The inferences that I will try to make with the results of the second part of the research, a conjoint analysis of 9 different prototypes which result from the combination of three different design styles and three different sets of prices, will be dependent upon the results of the first part. If during the first experiment I am able to proof that some of the three designs are considered to be significantly more ‘beautiful’ than the others, I shall be able to validate with the results of the second experiment are aligned with the results found by Bloch. Kotler and Nussbaum when they found that given two identical products in terms of features and price, the one with the most beautiful design is preferred by respodents.

At the same time I shall try to validate whether a product considered to be more ‘beautiful’ can command a higher willingness to pay, which is stated in the survey designed as the likeliness to buy the shown product. If that is proven to be the case, I will try to identify the reasons why those customers would be willing to spend more in such product by relating it to their perceptions on the other attributes of the same product, either being the subset of attributes regarding product utility, (higher quality, more natural or more healthy) , the subset of aesthetic attributes (more beautiful, more different) or both.

Finally I shall use the results of the second experiment to validate the research of Berkowitz which found that products with natural shapes tend to be considered more natural, and healthy. I shall do this by specifically analyzing the results of one of the chosen designs which portrays a picture of a natural tomato on the label.
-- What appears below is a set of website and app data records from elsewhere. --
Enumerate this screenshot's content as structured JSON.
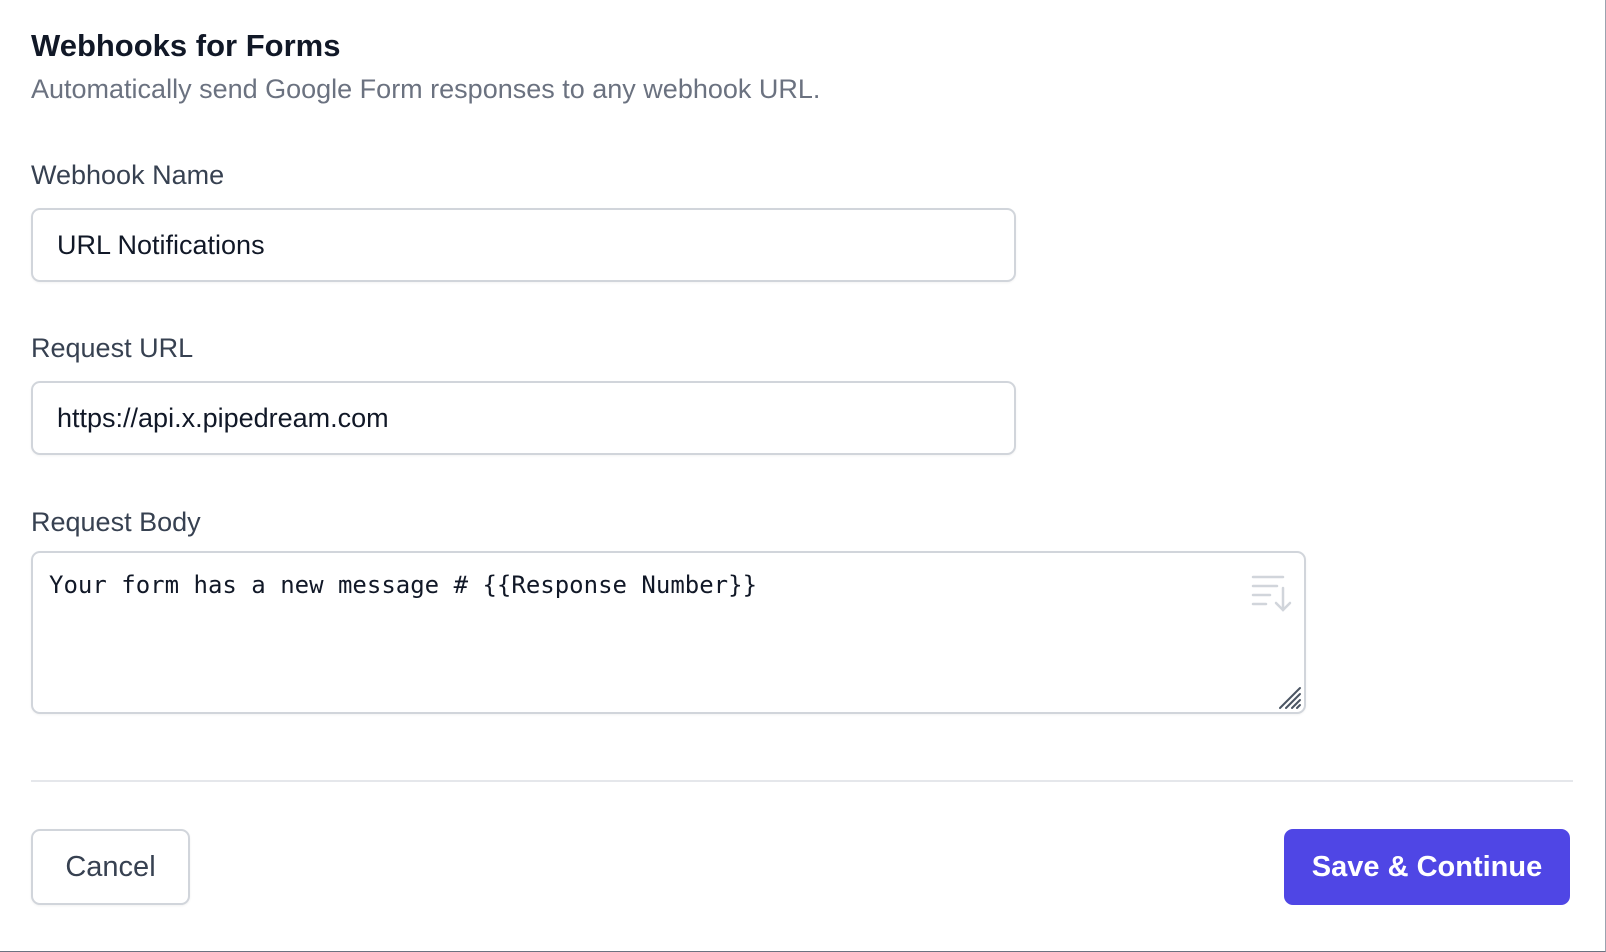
{
  "header": {
    "title": "Webhooks for Forms",
    "subtitle": "Automatically send Google Form responses to any webhook URL."
  },
  "form": {
    "webhook_name": {
      "label": "Webhook Name",
      "value": "URL Notifications"
    },
    "request_url": {
      "label": "Request URL",
      "value": "https://api.x.pipedream.com"
    },
    "request_body": {
      "label": "Request Body",
      "value": "Your form has a new message # {{Response Number}}",
      "format_icon": "sort-descending-icon"
    }
  },
  "footer": {
    "cancel_label": "Cancel",
    "save_label": "Save & Continue"
  },
  "colors": {
    "primary": "#4f46e5",
    "title": "#111827",
    "subtitle": "#6b7280",
    "label": "#374151",
    "border": "#d1d5db"
  }
}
Also I shall try to refute the findings of the same author which found in previous research that attractive designs where not of any specific interest to consumers in terms of aesthetic appeal.

7.2        Methodology

7.2.1        Sample

The survey will be send to all recipients of the address domain [email protected], for which I expect a random sample of respondents within the employees of ESMT and all recipients of address [email protected], for which I expect a random sample of ESMT MBA 2009 students I believe this sample shall be repre